Anti-DUI Event at Shamrock Crawl Tomorrow — The Arlington County Police Department will hold a St. Patrick’s Day-themed anti-DUI event dubbed “Don’t Press Your Luck” in Clarendon tomorrow (Saturday). The event will coincide with the planned Shamrock Crawl bar crawl. [Arlington County]
More on Wakefield’s Championship Run — But for a great defensive play by Varina, the Wakefield High School boys basketball team might have emerged victorious from yesterday’s state championship game in Richmond. [Washington Post]
Arlington to Co-Star in Travel Video — Arlington County has received grant funding that will help pay for its share of a new Virginia tourism video that will also feature Charlottesville and Albemarle County, Loudoun County, Richmond and Staunton. [Arlington County]
Long Branch Creek Profiled — “A mostly residential section of south Arlington, Long Branch Creek is a diverse community where almost 75 percent of residents are renters. In addition, there are condominium buildings, townhouses, duplexes and one single-family home.” [Washington Post]
Fire Station History to Be Recognized — Last month Arlington County Manager Mark Schwartz established a “Fire Station No. 8 History and Legacy (FS8HL) Working Group,” to record and celebrate the history of the first Arlington fire station staffed by African Americans. [Arlington County]
Kanninen Gets Democratic School Board Nod — “An Arlington County Democratic Committee School Board caucus? Fuggedaboutit. Incumbent School Board Chairman Barbara Kanninen was the lone candidate to file to run in the caucus, which had been slated for several days in May. With no opposition bubbling up, the caucus was nixed.” [InsideNova]
Flickr pool photo by Rex Block
Just Listed highlights Arlington properties that just came on the market within the past week. This feature is written and sponsored by Team Cathell, “Your Orange Line Specialists.”
The Spring real estate market is now in full force in Arlington.
Home owners put 121 properties on the market this week, and home buyers ratified contracts on 82 homes. Of those ratified, an amazing 39 of them sold within seven days dropping the average days on market to only 26.
The upper end market also showed continuing signs of rebounding. Of the 82 ratified contracts, some 13 were on homes priced at over $1 million.
Arlington has 411 homes actively for sale. At the current rate of absorption, that equals only 1.5 months of inventory.
Mortgage interest rates continued their steady climb this week, the 9th consecutive week of increases, according to Freddie Mac. The good news is that the increase this week was only three basis points.

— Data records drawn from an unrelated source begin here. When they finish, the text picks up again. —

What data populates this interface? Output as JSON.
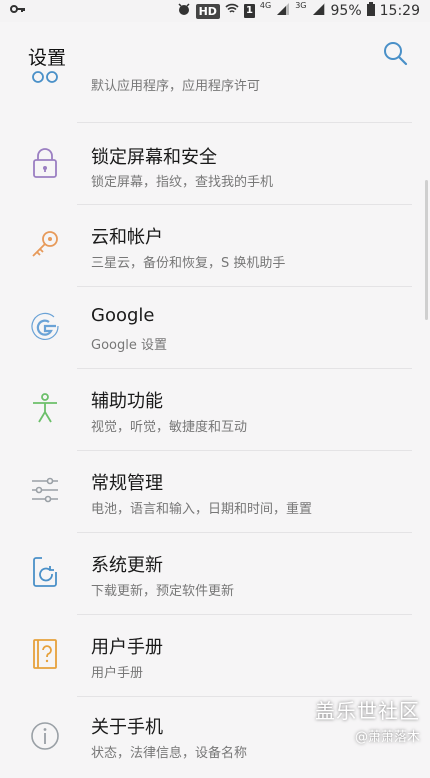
{
  "status_bar": {
    "left_icon": "key-icon",
    "hd": "HD",
    "sim": "1",
    "net1": "4G",
    "net2": "3G",
    "battery": "95%",
    "time": "15:29"
  },
  "header": {
    "title": "设置",
    "search_icon": "search-icon"
  },
  "items": [
    {
      "label": "",
      "sub": "默认应用程序，应用程序许可",
      "icon": "apps-icon"
    },
    {
      "label": "锁定屏幕和安全",
      "sub": "锁定屏幕，指纹，查找我的手机",
      "icon": "lock-icon"
    },
    {
      "label": "云和帐户",
      "sub": "三星云，备份和恢复，S 换机助手",
      "icon": "key-icon"
    },
    {
      "label": "Google",
      "sub": "Google 设置",
      "icon": "google-icon"
    },
    {
      "label": "辅助功能",
      "sub": "视觉，听觉，敏捷度和互动",
      "icon": "accessibility-icon"
    },
    {
      "label": "常规管理",
      "sub": "电池，语言和输入，日期和时间，重置",
      "icon": "sliders-icon"
    },
    {
      "label": "系统更新",
      "sub": "下载更新，预定软件更新",
      "icon": "update-icon"
    },
    {
      "label": "用户手册",
      "sub": "用户手册",
      "icon": "manual-icon"
    },
    {
      "label": "关于手机",
      "sub": "状态，法律信息，设备名称",
      "icon": "info-icon"
    }
  ],
  "watermark": {
    "line1": "盖乐世社区",
    "line2": "@萧萧落木"
  },
  "colors": {
    "background": "#f6f5f6",
    "search": "#4a90c8",
    "lock": "#9b7fc2",
    "key": "#e79a5a",
    "google": "#6aa2d6",
    "accessibility": "#6cbf6a",
    "sliders": "#9aa0a6",
    "update": "#4a90c8",
    "manual": "#e6a13c",
    "info": "#9aa0a6"
  }
}
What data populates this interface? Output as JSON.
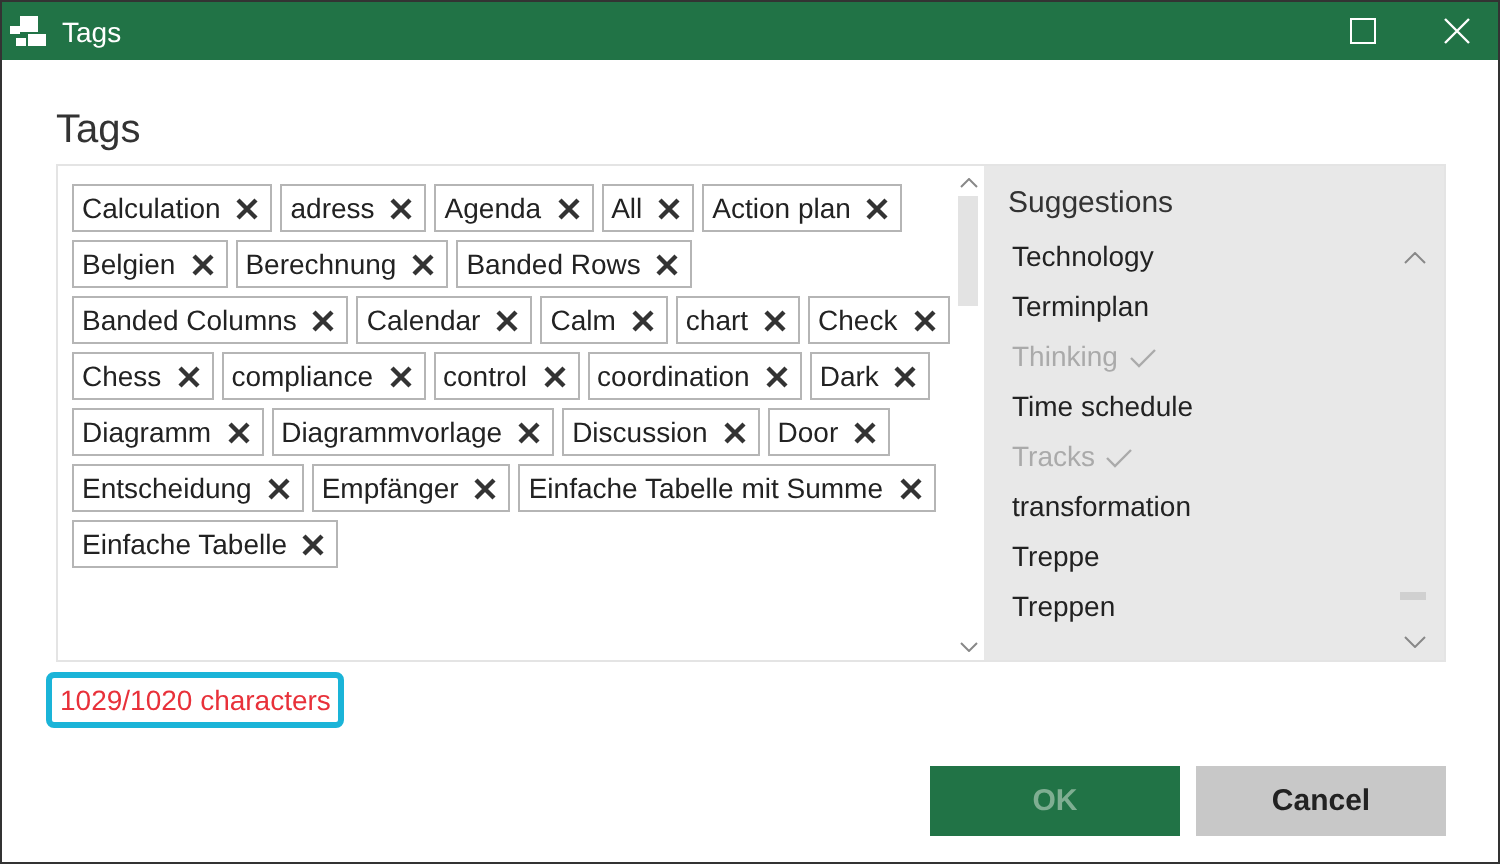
{
  "window": {
    "title": "Tags"
  },
  "heading": "Tags",
  "tags": [
    {
      "label": "Calculation"
    },
    {
      "label": "adress"
    },
    {
      "label": "Agenda"
    },
    {
      "label": "All"
    },
    {
      "label": "Action plan"
    },
    {
      "label": "Belgien"
    },
    {
      "label": "Berechnung"
    },
    {
      "label": "Banded Rows"
    },
    {
      "label": "Banded Columns"
    },
    {
      "label": "Calendar"
    },
    {
      "label": "Calm"
    },
    {
      "label": "chart"
    },
    {
      "label": "Check"
    },
    {
      "label": "Chess"
    },
    {
      "label": "compliance"
    },
    {
      "label": "control"
    },
    {
      "label": "coordination"
    },
    {
      "label": "Dark"
    },
    {
      "label": "Diagramm"
    },
    {
      "label": "Diagrammvorlage"
    },
    {
      "label": "Discussion"
    },
    {
      "label": "Door"
    },
    {
      "label": "Entscheidung"
    },
    {
      "label": "Empfänger"
    },
    {
      "label": "Einfache Tabelle mit Summe"
    },
    {
      "label": "Einfache Tabelle"
    }
  ],
  "suggestions": {
    "title": "Suggestions",
    "items": [
      {
        "label": "Technology",
        "added": false
      },
      {
        "label": "Terminplan",
        "added": false
      },
      {
        "label": "Thinking",
        "added": true
      },
      {
        "label": "Time schedule",
        "added": false
      },
      {
        "label": "Tracks",
        "added": true
      },
      {
        "label": "transformation",
        "added": false
      },
      {
        "label": "Treppe",
        "added": false
      },
      {
        "label": "Treppen",
        "added": false
      }
    ]
  },
  "counter": {
    "text": "1029/1020 characters",
    "over_limit": true
  },
  "buttons": [
    {
      "label": "OK",
      "kind": "primary",
      "disabled": true
    },
    {
      "label": "Cancel",
      "kind": "secondary",
      "disabled": false
    }
  ]
}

The 30-yr fixed rate is now ranging 4.55% to 4.65%.
Check out the Listing of the Week: 219 N. Garfield St., an iconic home in Lyon Park.
Click to see all the fresh new inventory in MRIS and call Team Cathell (703-975-2500) when you find a home you like.
- 4605 17TH ST N., ARLINGTON, VA 22207 – $849,000
- 31 N. JACKSON ST, ARLINGTON, VA 22201 – $899,000
- 4720 24TH RD N., ARLINGTON, VA 22207 – $919,000
- 2011 N. NELSON ST, ARLINGTON, VA 22207 – $950,000
- 1211 26TH RD S., ARLINGTON, VA 22202 – $1,180,000
- 2610 N. MARCEY RD, ARLINGTON, VA 22207 – $1,195,000
- 219 N. GARFIELD ST, ARLINGTON, VA 22201 – $1,825,000
- 1320 N. HUDSON ST, ARLINGTON, VA 22201 – $2,049,900